By Heidi Slinkard Brasher
The Occupational Safety and Health Administration (OSHA) has revised its Hazard Communications (HazCom) standard to align with the United Nations’ Globally Harmonized System (GHS) of Classification and Labeling of Chemicals in a final rule published on March 26, 2012 (Federal Register Volume 77, Number 58).
OSHA’s stated purpose for making such a change is to reduce worker confusion regarding workplace hazards through hazard training and understanding while classifying chemicals based on their health and physical hazards and establishing labels and Safety Data Sheets (SDSs) to replace the current Materials Safety Data Sheets (MSDSs) for chemicals made in or imported to the United States. While the HazCom standard was implemented to provide U.S. workers the right to know to what hazards the chemicals in their workplaces may expose them, OSHA is now concerned that such information is not as clear to workers with limited literacy when compared with the UN’s GHS labeling.
Full implementation is scheduled for 2016. In the meantime, employers may comply with either the final standard of 29 CFR 1910.1200, the current standard, or both.
As was the case with MSDSs, the new SDSs are to be provided for each hazardous chemical sent to downstream users by chemical manufacturers, distributors or importers. The SDSs are to provide information regarding hazards associated with each particular chemical, but the format of the SDS is different than the MSDSs of the past. The new standard requires “harmonized” criteria and labeling elements.
The 16-part SDS format is divided as follows:
- General information about the chemical, hazards, components, safe handling, and energy control are found in sections 1-8.
- Technical and scientific information is contained in sections 9-11 and 16.
- UN GHS-compliant sections are found in sections 12-15, but will not be enforced by OSHA because other agencies regulate these concerns (i.e., ecological information, disposal considerations, transport information, and regulatory information).
As with MSDSs, employers must ensure SDSs are readily accessible to employees for all the chemicals in their workplace such that employees have ready access to that information without leaving the work area. This may be accomplished through maintenance of physical binders and/or by electronic means. However, back-up access must be available in case of power outage or electronic system
failure if an employer chooses to utilize and electronic system for
those employees whose workplace includes ready access to the
electronic SDSs. Note that workplaces without ready access to
computers must still maintain print copies (i.e., binders) of SDSs
just as it does currently for MSDSs).
The final rule requires chemical producers to revise their
products’ hazard information and classify each one according to the
new classification criteria while updating labels and SDSs. Chemical
users are to continue to update MSDSs with SDSs as they become
available and train employees on the new label elements while
updating their HazCom programs if new hazards are identified.
- Employers must train on the new label elements and SDS

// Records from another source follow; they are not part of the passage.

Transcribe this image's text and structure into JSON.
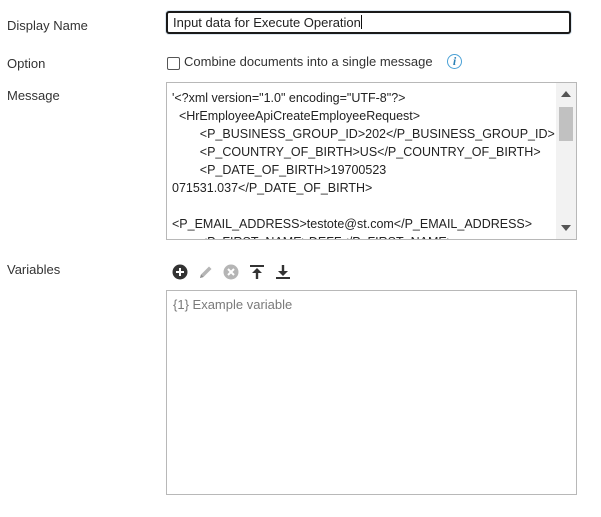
{
  "display_name": {
    "label": "Display Name",
    "value": "Input data for Execute Operation"
  },
  "option": {
    "label": "Option",
    "checkbox_label": "Combine documents into a single message",
    "checked": false,
    "info_icon": "info-icon"
  },
  "message": {
    "label": "Message",
    "lines": [
      "'<?xml version=\"1.0\" encoding=\"UTF-8\"?>",
      "  <HrEmployeeApiCreateEmployeeRequest>",
      "        <P_BUSINESS_GROUP_ID>202</P_BUSINESS_GROUP_ID>",
      "        <P_COUNTRY_OF_BIRTH>US</P_COUNTRY_OF_BIRTH>",
      "        <P_DATE_OF_BIRTH>19700523",
      "071531.037</P_DATE_OF_BIRTH>",
      "",
      "<P_EMAIL_ADDRESS>testote@st.com</P_EMAIL_ADDRESS>",
      "        <P_FIRST_NAME>DEFF</P_FIRST_NAME>"
    ]
  },
  "variables": {
    "label": "Variables",
    "placeholder": "{1} Example variable",
    "toolbar": [
      "add-icon",
      "edit-icon",
      "remove-icon",
      "move-top-icon",
      "move-bottom-icon"
    ]
  },
  "colors": {
    "dark_icon": "#333333",
    "disabled_icon": "#b0b0b0",
    "info_accent": "#4aa1d6"
  }
}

format by 12/1/2013.
- Chemical manufacturers, importers, distributors and
employers must comply with all modified provisions of
the final rule by 6/1/2015, except that distributors may ship
product with old system labels until 12/1/2015.
- Employers must update alternative workplace labeling and
HazCom program as necessary and provide additional
employee training for newly identified physical or health
hazards by 6/1/2016.
- All chemical manufacturers, importers, distributors and
employers must comply with 29 CFR 1910.1200 (final
standard), or the current standard, or both during the